DNA evidence taken from skeletons unearthed ahead of a city shopping centre being built may have finally revealed their origin.

In 2004, the remains of at least 17 people were discovered during archaeologic digs as work began to build the Chapelfield Shopping Centre (now Chantry Place) in St Stephens Street, Norwich.

It had long since been suspected the bodies were of suspected victims of religious persecution in the 12th century -and included 11 children.

Now, researchers analysing DNA samples taken from six of these individuals have found strong genetic links with modern Ashkenazi Jews - making these the oldest Jewish genomes ever to have been sequenced.

Eastern Daily Press: The skeletons are believed to have included the remains of 11 childrenThe skeletons are believed to have included the remains of 11 children

According to the study, the findings are consistent with these people being victims of a historically recorded antisemitic massacre by local crusaders and their supporters in Norwich on February 6, 1190 AD.

A specific antisemitic riot in 1190 CE was recorded by the chronicler Ralph de Diceto in his Imagines Historiarum II.

He wrote: “Many of those who were hastening to Jerusalem determined first to rise against the Jews before they invaded the Saracens.

“Accordingly on February 6 in 1190 AD, all the Jews who were found in their own houses at Norwich were butchered; some had taken refuge in the castle.”

In 2013, Norwich's Jewish community buried the remains at the Jewish Cemetery in Earlham Cemetery.

The skeletons are believed to have included the remains of 11 children, with the findings indicating that four of the probable victims were relatives, including three young sisters (aged 5-10 years, 10-15 years and a young adult).

Their DNA included variants associated with genetic diseases that are found more commonly in Ashkenazi Jewish – one of two major ancestral groups of Jewish individuals – populations today.

Eastern Daily Press: The skeletons were found during archaeological digs ahead of work to build Chapelfield Shopping CentreThe skeletons were found during archaeological digs ahead of work to build Chapelfield Shopping Centre

Researchers suggest their study challenges the previous view that disease-related variants associated with Ashkenazi Jewish populations only became more common in the past 600 years.

The researchers also found that they carried markers associated with some genetic disorders for which modern day Ashkenazi Jewish populations are at higher risk.

Genetic disorders particularly common in certain populations can arise during bottleneck events, where a rapid reduction of the population can lead to big jumps in the number of people carrying otherwise rare genetic mutations.

Scientists from the Natural History Museum, University College London, Mainz and Cambridge Universities, and the Francis Crick Institute, conducted analysis on the remains of six of the people discovered at the site.

Unlike other mass burial sites, where bodies are typically laid in an organised fashion, skeletons from the well were oddly positioned and mixed, likely caused by being deposited head-first shortly after death.

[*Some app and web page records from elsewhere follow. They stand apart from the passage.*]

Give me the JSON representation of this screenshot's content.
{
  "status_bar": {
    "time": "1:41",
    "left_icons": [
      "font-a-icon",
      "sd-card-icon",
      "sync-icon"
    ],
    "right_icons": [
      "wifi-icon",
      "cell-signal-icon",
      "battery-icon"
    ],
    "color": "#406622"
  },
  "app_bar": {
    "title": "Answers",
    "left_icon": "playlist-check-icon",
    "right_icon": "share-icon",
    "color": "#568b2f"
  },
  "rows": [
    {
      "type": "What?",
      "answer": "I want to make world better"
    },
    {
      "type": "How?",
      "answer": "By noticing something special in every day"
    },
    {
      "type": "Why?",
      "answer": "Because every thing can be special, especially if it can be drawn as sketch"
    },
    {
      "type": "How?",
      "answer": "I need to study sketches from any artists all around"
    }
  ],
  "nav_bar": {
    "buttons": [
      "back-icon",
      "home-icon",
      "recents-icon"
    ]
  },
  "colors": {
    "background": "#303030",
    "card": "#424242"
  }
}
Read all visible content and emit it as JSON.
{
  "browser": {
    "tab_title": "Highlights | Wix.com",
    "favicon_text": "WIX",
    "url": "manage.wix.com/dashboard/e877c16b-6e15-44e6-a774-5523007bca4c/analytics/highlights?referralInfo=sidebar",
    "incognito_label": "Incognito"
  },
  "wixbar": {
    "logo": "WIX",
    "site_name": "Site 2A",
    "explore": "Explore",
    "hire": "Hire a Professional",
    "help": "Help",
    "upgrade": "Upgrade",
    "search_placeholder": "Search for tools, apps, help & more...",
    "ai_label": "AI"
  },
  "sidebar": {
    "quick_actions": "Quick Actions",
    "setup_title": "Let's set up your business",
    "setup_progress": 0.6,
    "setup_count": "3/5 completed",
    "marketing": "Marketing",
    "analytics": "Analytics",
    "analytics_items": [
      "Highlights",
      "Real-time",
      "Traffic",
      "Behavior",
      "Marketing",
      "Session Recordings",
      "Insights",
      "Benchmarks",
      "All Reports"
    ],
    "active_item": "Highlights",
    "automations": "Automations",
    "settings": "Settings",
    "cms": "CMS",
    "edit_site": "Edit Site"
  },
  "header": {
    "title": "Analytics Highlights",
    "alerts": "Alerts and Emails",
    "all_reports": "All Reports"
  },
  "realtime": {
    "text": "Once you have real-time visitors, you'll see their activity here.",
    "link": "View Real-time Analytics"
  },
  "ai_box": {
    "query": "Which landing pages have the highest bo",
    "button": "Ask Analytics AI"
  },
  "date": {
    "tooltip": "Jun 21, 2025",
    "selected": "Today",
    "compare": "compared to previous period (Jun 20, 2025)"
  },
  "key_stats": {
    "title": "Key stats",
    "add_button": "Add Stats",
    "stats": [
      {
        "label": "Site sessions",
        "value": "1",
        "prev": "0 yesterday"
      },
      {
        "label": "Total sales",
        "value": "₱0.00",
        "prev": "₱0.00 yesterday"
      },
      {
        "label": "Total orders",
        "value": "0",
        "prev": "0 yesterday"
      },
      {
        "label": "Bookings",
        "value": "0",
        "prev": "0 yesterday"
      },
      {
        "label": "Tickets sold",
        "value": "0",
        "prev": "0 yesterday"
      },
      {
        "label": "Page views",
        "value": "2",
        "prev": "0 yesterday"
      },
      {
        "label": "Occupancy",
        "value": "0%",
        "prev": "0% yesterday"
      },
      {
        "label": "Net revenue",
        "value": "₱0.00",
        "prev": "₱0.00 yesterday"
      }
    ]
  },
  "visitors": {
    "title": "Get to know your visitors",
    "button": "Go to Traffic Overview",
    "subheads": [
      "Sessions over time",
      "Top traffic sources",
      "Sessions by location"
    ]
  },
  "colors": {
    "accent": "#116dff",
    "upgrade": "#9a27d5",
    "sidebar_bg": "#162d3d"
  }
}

Experts suggest these findings hint at mass fatalities such as famine, disease, or murder.

Ancient DNA cannot solve the puzzle of what caused the 17 people to die.

But by working with local historians, archaeologists, and the community, researchers have offered new insights into a significant historical crime, Jewish population history, and into the origins of Ashkenazi-associated genetic diseases.

Dr Selina Brace, a principal researcher at the Natural History Museum and lead author on the paper, said: “I’m delighted and relieved that 12 years after we first started analysing the remains of these individuals, technology has caught up and helped us to understand this historical cold case of who these people were and why we think they were murdered.”

Evolutionary geneticist and co-author professor Mark Thomas, of University College London, said: “It was quite surprising that the initially unidentified remains filled the historical gap about when certain Jewish communities first formed, and the origins of some genetic disorders.

“Nobody had analysed Jewish ancient DNA before because of prohibitions on the disturbance of Jewish graves.

“However, we did not know they were likely Jewish until after doing the genetic analyses."

Dr Tom Booth, senior research scientist at the Francis Crick Institute, said: “Ralph de Diceto’s account of the 1190 AD attacks is evocative, but a deep well containing the bodies of Jewish men, women, and especially children forces us to confront the real horror of what happened.”

The findings are published in the Current Biology journal.